If you experience problems downloading a file, check if you have the proper application to view it first. In case of further problems read the IDEAS help page. Note that these files are not on the IDEAS site. Please be patient as the files may be large.

File URL:
Download Restriction: no

Paper provided by European Bank for Reconstruction and Development, Office of the Chief Economist in its series Working Papers with number 51.

in new window

Length: 51 pages
Date of creation: Jun 2000
Date of revision:
Handle: RePEc:ebd:wpaper:51
Contact details of provider: Postal: One Exchange Square, London EC2A 2JN
Web page:

More information through EDIRC

No references listed on IDEAS
You can help add them by filling out this form.

This item is not listed on Wikipedia, on a reading list or among the top items on IDEAS.

When requesting a correction, please mention this item's handle: RePEc:ebd:wpaper:51. See general information about how to correct material in RePEc.

For technical questions regarding this item, or to correct its authors, title, abstract, bibliographic or download information, contact: (Olga Lucas)

If you have authored this item and are not yet registered with RePEc, we encourage you to do it here.
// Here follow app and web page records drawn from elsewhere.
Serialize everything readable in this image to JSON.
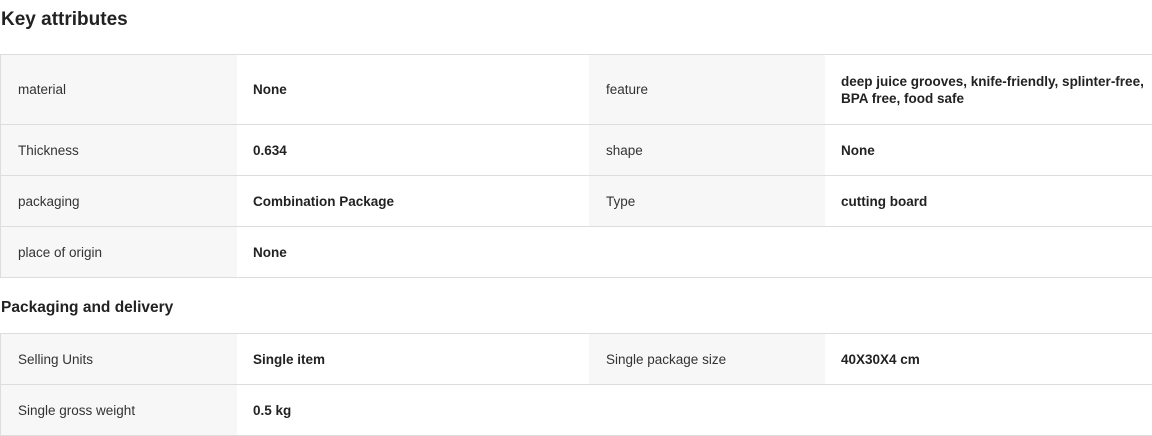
{
  "key_attributes": {
    "title": "Key attributes",
    "rows": [
      [
        {
          "label": "material",
          "value": "None"
        },
        {
          "label": "feature",
          "value": "deep juice grooves, knife-friendly, splinter-free, BPA free, food safe"
        }
      ],
      [
        {
          "label": "Thickness",
          "value": "0.634"
        },
        {
          "label": "shape",
          "value": "None"
        }
      ],
      [
        {
          "label": "packaging",
          "value": "Combination Package"
        },
        {
          "label": "Type",
          "value": "cutting board"
        }
      ],
      [
        {
          "label": "place of origin",
          "value": "None"
        }
      ]
    ]
  },
  "packaging_delivery": {
    "title": "Packaging and delivery",
    "rows": [
      [
        {
          "label": "Selling Units",
          "value": "Single item"
        },
        {
          "label": "Single package size",
          "value": "40X30X4 cm"
        }
      ],
      [
        {
          "label": "Single gross weight",
          "value": "0.5 kg"
        }
      ]
    ]
  }
}
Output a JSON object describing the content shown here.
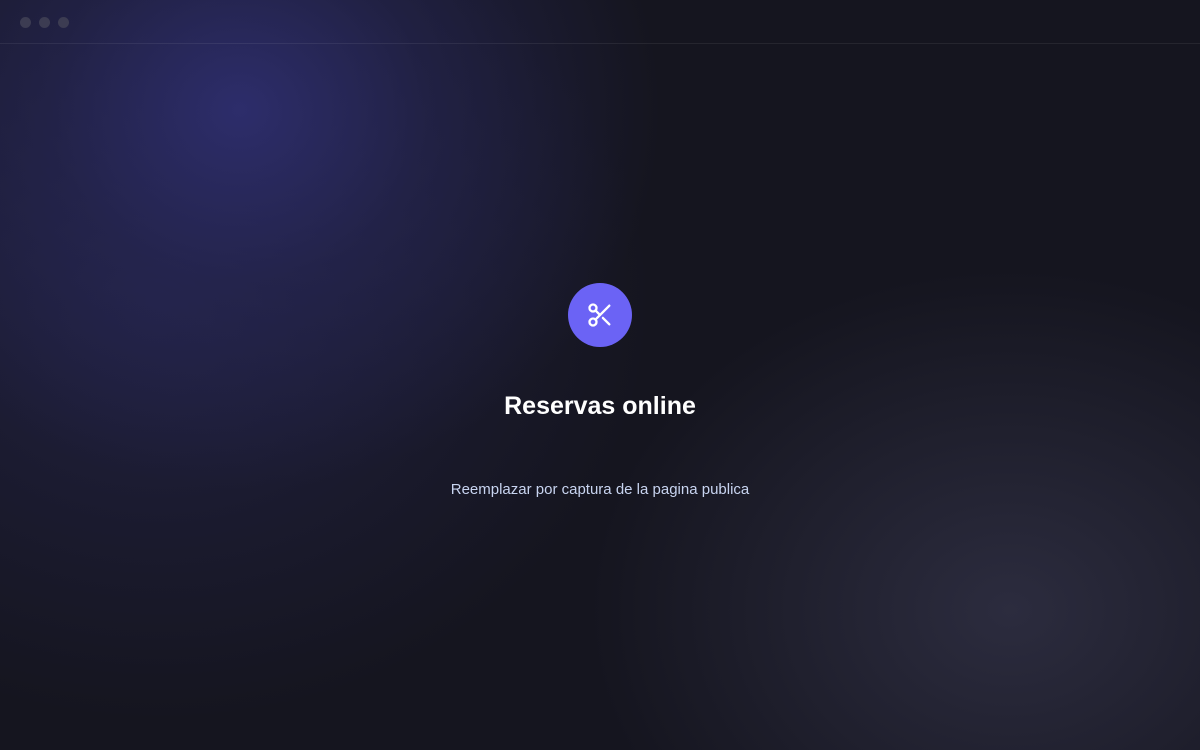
{
  "window": {
    "controls": [
      "close",
      "minimize",
      "maximize"
    ]
  },
  "main": {
    "icon": "scissors-icon",
    "title": "Reservas online",
    "subtitle": "Reemplazar por captura de la pagina publica"
  },
  "colors": {
    "accent": "#6b63f5",
    "background": "#15151f",
    "title_text": "#ffffff",
    "subtitle_text": "#c8d4f0"
  }
}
This allows to link your profile to this item. It also allows you to accept potential citations to this item that we are uncertain about.

If references are entirely missing, you can add them using this form.

If the full references list an item that is present in RePEc, but the system did not link to it, you can help with this form.

If you know of missing items citing this one, you can help us creating those links by adding the relevant references in the same way as above, for each refering item. If you are a registered author of this item, you may also want to check the "citations" tab in your profile, as there may be some citations waiting for confirmation.

Please note that corrections may take a couple of weeks to filter through the various RePEc services.

This information is provided to you by IDEAS at the Research Division of the Federal Reserve Bank of St. Louis using RePEc data.